12 January 2016

Productivity: How Time is the New Currency

Dr. Tracy Brower, PhD, MM, MCR Global Vice President of Workplace Vitality™ Mars Drinks

As we’ve researched Workplace Vitality™, we’ve found that one of the critical elements that is comprised within it is productivity. It’s not enough to accomplish engagement, collaboration, or well-being without also ensuring that productivity is achieved. Productivity, of course, comes down to time – how we spend it and what we accomplish as a result. This is true individually, for each of us, and also collectively, for organizations.

We approach this conversation about productivity through the lens of workplace beverages. Because of Mars Drinks 100% dedication to the workplace, we are studying how and where work gets done and how the workplace works for people. It turns out drinks have an important role to play. Let us tell you more.

First, a definition: while our definition of productivity isn’t particularly novel, it does describe its fundamental nature: based on our study, productivity is ‘work that is produced on time and to specification’. This is essential for any business of course, because what’s the value of an engaged workforce, a raft of effectively collaborating teams, or people that feel fantastic senses of well-being if these don’t translate into getting the work done? Herein lies the obvious importance of productivity.

But we also went beyond our top-line definition of productivity to understand what makes up productivity more specifically. We’ve done a deep dive analysis across social science and business literature and determined that productivity is made up of these elements:
• Quantity of work
• Quality of work
• Effectiveness
• Efficiency
• Exceeding standards
• Adding value for the organization
• Timeliness
• Pride in work produced

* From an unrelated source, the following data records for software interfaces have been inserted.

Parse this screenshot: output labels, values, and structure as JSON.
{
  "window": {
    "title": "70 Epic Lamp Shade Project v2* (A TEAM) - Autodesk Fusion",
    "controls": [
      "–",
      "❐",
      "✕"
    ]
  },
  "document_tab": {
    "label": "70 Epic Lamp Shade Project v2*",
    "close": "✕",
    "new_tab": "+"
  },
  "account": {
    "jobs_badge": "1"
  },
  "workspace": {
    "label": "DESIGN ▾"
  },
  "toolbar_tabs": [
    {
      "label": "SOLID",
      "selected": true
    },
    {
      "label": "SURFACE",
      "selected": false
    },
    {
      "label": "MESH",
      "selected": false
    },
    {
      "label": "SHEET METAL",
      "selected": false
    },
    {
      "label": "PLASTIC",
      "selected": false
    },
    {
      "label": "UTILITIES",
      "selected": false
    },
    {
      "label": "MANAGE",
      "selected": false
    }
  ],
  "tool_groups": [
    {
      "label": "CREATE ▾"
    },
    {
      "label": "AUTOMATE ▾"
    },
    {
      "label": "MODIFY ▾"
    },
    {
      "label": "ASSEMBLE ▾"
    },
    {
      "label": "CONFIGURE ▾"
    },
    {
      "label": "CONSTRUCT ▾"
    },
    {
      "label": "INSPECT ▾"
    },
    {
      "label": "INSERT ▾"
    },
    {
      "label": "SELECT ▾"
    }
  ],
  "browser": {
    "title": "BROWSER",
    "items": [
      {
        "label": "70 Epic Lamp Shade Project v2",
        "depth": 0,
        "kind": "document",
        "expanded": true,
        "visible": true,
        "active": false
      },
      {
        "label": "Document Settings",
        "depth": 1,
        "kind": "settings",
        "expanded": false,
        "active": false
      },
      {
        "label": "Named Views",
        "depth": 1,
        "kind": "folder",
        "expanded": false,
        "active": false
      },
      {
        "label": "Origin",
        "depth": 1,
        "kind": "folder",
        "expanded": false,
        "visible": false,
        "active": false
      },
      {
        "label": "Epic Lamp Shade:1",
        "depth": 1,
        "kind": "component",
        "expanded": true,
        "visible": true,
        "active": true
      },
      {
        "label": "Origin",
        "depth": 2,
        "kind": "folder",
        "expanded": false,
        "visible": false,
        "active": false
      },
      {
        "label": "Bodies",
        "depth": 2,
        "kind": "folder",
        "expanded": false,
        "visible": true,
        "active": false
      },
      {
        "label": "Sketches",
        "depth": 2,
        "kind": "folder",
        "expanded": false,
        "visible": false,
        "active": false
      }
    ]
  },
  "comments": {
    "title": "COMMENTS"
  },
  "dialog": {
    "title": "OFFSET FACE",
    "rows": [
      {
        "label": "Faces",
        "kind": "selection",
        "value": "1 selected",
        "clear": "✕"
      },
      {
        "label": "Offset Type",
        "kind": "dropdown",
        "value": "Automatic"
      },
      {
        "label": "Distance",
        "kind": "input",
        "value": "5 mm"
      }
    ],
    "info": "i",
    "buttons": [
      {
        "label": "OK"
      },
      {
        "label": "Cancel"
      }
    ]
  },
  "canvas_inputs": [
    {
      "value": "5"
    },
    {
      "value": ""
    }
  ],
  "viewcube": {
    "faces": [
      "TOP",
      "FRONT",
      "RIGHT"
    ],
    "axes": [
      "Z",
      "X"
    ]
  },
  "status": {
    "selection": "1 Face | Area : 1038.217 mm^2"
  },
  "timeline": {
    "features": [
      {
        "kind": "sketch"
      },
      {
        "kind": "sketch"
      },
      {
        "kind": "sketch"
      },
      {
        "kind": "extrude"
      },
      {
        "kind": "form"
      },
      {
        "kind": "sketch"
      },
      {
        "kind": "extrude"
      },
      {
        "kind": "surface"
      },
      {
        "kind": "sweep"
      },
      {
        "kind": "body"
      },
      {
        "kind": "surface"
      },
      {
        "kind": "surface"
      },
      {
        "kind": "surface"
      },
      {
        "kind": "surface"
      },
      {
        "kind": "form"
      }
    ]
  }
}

If we want to increase productivity, these are the levers to pull. For example: focus on both quality and quantity. Focus on standards and time. Ensure people know how they add value to the organization.

It is also useful to offer workers a cup of coffee. Our research also demonstrated that offering drinks in the workplace contributes to productivity. In our global survey of over 3800 people, 69% reported that having a cup of coffee or tea during their day contributed to their productivity. What’s more, they said that a day without coffee would make them disagreeable, lethargic, demotivated, or stressed. It wasn’t just about the caffeine, it was also about the way workplace beverages added a rhythm to the day, helped them connect with others in order to get the work done, and contributed to fueling their creativity. It was about what they were doing, but also about how they were doing it.

What we do is as important as how we do it. Dr. Carl Frost, a guru in management practices and leadership, used to say that efficiency was ‘doing the job right’ while effectiveness was ‘doing the right job’. The first and most important decision was deciding the priority and what was right to work on in the first place, because what was the point of doing something efficiently if it wasn’t really important anyway? It was all about the value being produced for customers – whether those customers were internal or external.

Figuring out what to do has everything to do with knowing who our customers are and serving them. “If you’re not serving the external customer, you better be serving someone who is,” goes the saying. And so this is how we should spend our limited time: by first determining whom we should serve, and then doing our best work – on time, on budget, on spec, with quality and quantity and exceeding standards – to delight that person or group.

How we spend our time is of course, how we spend our lives and this is where pride comes in as well. Because in our study, we determined that pride was a factor in productivity. Where we spend our time and the work we produce should make us feel good. That feeling at the end of the task where we step back, assess our efforts, and say to ourselves ‘Ah, I did that, and I did it well’ is an important component of our desire to come back the next day and contribute once again. Time is currency because it’s what we have to invest and give. Whether we’re fueling focused work with a cup of coffee or sharing tea with a colleague in order to connect. Or if we’re having a latte while we think through the next task we’ll tackle. Giving our best effort to our work, and being productive is finally about feeling good that we’ve made a meaningful contribution.

Tags: Workplace Vitality